- The authority of the decision-making property owners was uncontrolled by any standard or rule prescribed by legislative action;
- The zoning authority was bound by the decision of the landowners;
- There was no provision for review under the ordinance, and the decision of the property owners was final;
- The decision-making property owners were not bound by any official duty; and
- The decision-making property owners were free to withhold consent for selfish reasons or arbitrarily and may subject a property owner to their own, self-interested caprice.
The ordinance at issue in our case also implicated each of these factors:
- The authority of the decision-making property owner, Indiana University, was not controlled by any standard or rule prescribed by legislative action.
- The BZA was bound by the decision of Indiana University and was bound to impose fines and to restrict land use based upon decisions made by the university.
- There was no provision for review of Indiana University’s decision with respect to a given tenant, and the decision of the university was final.
- Indiana University was not bound by any official duty to private landowners.
- Indiana University was free to withhold its consent to a particular tenant for selfish reasons or arbitrarily and was free to subject a property owner to its own, self-interested caprice.
The ordinance at issue in our case was particularly egregious in that it overtly invited the university to act arbitrarily. The ordinance provided that the decision maker could use whatever procedures and whatever guidelines or standards it desires in determining whether a private landowner can use its property in a given manner.

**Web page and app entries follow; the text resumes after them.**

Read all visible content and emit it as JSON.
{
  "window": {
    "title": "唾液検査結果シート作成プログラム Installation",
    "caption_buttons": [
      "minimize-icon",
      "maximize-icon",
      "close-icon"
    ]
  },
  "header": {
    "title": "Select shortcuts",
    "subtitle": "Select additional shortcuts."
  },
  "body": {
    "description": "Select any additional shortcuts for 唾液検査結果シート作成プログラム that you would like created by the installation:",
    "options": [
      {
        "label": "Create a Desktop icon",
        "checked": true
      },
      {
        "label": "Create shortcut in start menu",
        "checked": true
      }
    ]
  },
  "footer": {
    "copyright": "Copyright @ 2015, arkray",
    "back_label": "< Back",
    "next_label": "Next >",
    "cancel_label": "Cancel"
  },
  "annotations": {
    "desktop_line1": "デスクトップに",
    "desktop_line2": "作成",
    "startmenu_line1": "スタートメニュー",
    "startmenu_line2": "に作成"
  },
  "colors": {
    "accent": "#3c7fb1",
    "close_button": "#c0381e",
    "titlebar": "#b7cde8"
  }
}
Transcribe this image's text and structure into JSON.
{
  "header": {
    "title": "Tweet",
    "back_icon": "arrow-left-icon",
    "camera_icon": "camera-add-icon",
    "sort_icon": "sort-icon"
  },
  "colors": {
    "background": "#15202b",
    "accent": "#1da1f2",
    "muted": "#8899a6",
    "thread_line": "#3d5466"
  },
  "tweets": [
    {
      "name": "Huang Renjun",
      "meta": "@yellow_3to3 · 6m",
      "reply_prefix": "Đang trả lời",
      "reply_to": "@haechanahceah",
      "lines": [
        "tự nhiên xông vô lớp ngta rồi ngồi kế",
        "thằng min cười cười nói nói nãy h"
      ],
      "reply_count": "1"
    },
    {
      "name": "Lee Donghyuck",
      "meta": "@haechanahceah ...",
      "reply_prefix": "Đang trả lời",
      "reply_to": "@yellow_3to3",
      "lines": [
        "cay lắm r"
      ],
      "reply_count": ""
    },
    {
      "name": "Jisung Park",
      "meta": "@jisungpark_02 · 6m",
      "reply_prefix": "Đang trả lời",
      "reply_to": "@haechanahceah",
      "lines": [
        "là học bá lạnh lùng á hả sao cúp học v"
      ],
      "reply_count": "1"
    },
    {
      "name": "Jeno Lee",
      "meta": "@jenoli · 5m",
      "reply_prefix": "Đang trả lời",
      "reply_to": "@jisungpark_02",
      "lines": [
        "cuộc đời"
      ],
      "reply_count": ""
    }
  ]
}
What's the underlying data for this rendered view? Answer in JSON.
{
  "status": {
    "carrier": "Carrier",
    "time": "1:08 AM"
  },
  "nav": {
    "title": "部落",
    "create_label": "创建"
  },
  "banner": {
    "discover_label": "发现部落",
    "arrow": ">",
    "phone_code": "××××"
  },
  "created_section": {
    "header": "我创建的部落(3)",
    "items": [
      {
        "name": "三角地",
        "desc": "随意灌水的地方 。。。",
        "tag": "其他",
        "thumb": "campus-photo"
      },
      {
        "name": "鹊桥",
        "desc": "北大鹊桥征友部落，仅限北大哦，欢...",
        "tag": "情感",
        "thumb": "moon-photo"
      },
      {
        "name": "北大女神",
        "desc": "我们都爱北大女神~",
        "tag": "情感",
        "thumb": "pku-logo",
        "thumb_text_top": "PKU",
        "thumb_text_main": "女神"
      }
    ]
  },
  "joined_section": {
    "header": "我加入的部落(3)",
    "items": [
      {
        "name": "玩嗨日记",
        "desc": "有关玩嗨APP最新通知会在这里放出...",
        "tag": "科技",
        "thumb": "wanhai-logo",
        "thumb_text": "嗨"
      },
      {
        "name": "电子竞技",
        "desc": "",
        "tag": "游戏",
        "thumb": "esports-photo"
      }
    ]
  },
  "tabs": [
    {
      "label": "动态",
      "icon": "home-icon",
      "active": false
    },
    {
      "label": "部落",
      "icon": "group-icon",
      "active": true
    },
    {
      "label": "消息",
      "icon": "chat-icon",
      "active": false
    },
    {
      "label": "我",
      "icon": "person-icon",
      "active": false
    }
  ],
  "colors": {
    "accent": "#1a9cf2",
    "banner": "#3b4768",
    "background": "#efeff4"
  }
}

Again, the city tried to shift focus from the specifics of the law by pointing to alleged bad behavior by the TKE Chapter and by suggesting that petitioner was paranoid for thinking that the university was trying to move students out of Greek houses and into university housing. The city also returned to its theme that Bloomington’s definition is like many other definitions in other college towns and that the definition is merely descriptive.
Finally, we asserted a taking claim. We argued that the 2015 change to the definition of “Fraternity/Sorority House” constituted a taking of property without compensation, by interfering with the “distinct investment-backed expectations” of UJ-Eighty. We asserted that the definitional change, which occurred 13 years after UJ-Eighty had purchased the property dramatically decreased the fair market value of the property, since potential purchasers will not desire to acquire property if the ability to earn income from it is controlled unilaterally by a third party that may exercise its control with unchecked capriciousness.
Briefs were filed in October and November of 2018, and oral argument was held on December 12, 2018. By an order issued on February 6, 2019, the Monroe County Circuit Court struck down the definitional ordinance, finding that the ordinance violated the Indiana Constitution and the Indiana Code, and that the ordinance violated the due process clause of the 14th Amendment to the United States Constitution, reiterating much of the reasoning set forth in petitioner’s briefs. The Court declined to rule on the taking claim. Of course, a state trial court decision will not create binding precedent, but this decision does demonstrate that zoning ordinances designed to allow university control over private land use are vulnerable to constitutional attack.
The City of Bloomington filed a notice of appeal on February 27, 2019. We hope to provide an update on UJ-Eighty’s success at the appellate level within the next few months.